Siriworn Kaewkan • Thailand’s ‘Southern’ Voice • ศิริวร แก้วกาญจน์
Far, far away from Bangkok is Thailand’s southern-most bookstore. It’s in Satun, right on Thailand’s southern border with Malaysia. The “Low Pressure Area” cafe is a small, one room affair. There’s, of course, coffee and a comfy couch to sit and read in. The coffee shop and independent publishing house are run by a prolific Thai author, Siriworn Kaewkan, and his wife, Beer.

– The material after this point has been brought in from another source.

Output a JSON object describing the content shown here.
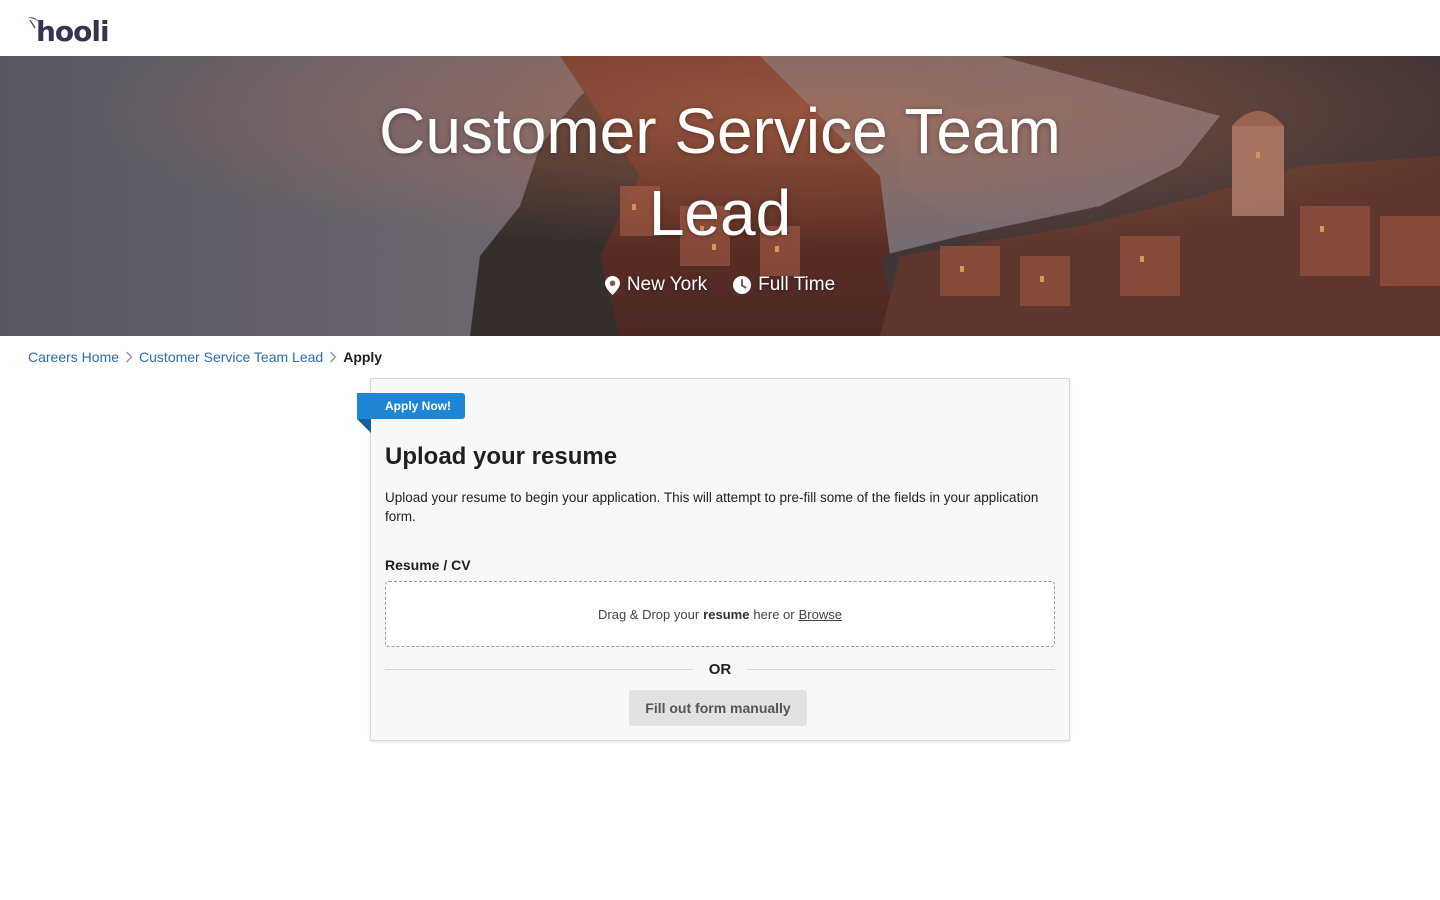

Siriworn is Thailand’s only major ‘southern’ author. Most of Thailand’s authors and poets describe life in Bangkok or the Buddhist-influenced countryside, Siriworn sets his work in the “Deep South”. Here, Thai Muslims live alongside Thais from a Buddhist or even Chinese cultural heritage. Satun, where Siriworn is peaceful, but next door in the three “Deep South” provences, a low level war has been fought since 2004. Very few authors in Thailand focus their writing on this armed insurgency and try to understand the conflict through fiction.
“The Murder Case of Tok Imam Storpa Karde” is the first book by Siriworn that I read (translated by Marcel Barang). It’s set in a small rural town in a Muslim majority area of Thailand’s southern most provence. A prominent Thai-Muslim in the village is found dead. Nobody knows who did it, but there are enough motivations and suspicions to fill a novella. The book isn’t so much a story than an exercise in learning about the multiple interests in town. Who profits from war and who from peace? From policemen, to detectives to villagers – in the end, Siriworn doesn’t answer, “who done it” but the reader has a better appreciation for the complexity of everyday life in Thailand’s “Deep South”.
Actually the situation in “Tanyong Baru” village is a test case which challenges the government and Thai people in the whole country. All sides must cooperate, must come to an understanding.” From The Murder Case of Tok Imam Storpa Karde
When I interviewed Siriwon, he mentions that he writes about society and politics – especially the “Deep South” conflict to try and understand what is happening there. He doesn’t seek to assign blame, but rather illuminate the problems and motivations for the conflict. Knowing who gains and who looses from the armed conflict make it easier to know how to find a solution to stop it.
Many of Siriworn’s other books are short stories and poems. But even when he isn’t writing about Thailand’s Deep South, he seems to still be interested in conflict between people. For example, his short story set on the southern Thai island of Koh Lanta, at the time of the tsunami in 2004.
“I thought about war and conflicts in various parts of the world.” from Lanta, Carrie May and Me
Siriworn says that every place in this world needs writers, especially countries like Thailand. Of course, he points out that the government doesn’t like too many writers and thinkers speaking directly to the people. Sirikorn says, he doesn’t judge what is right or wrong but rather tries to challenge people to think anew about old problems. To shake things up.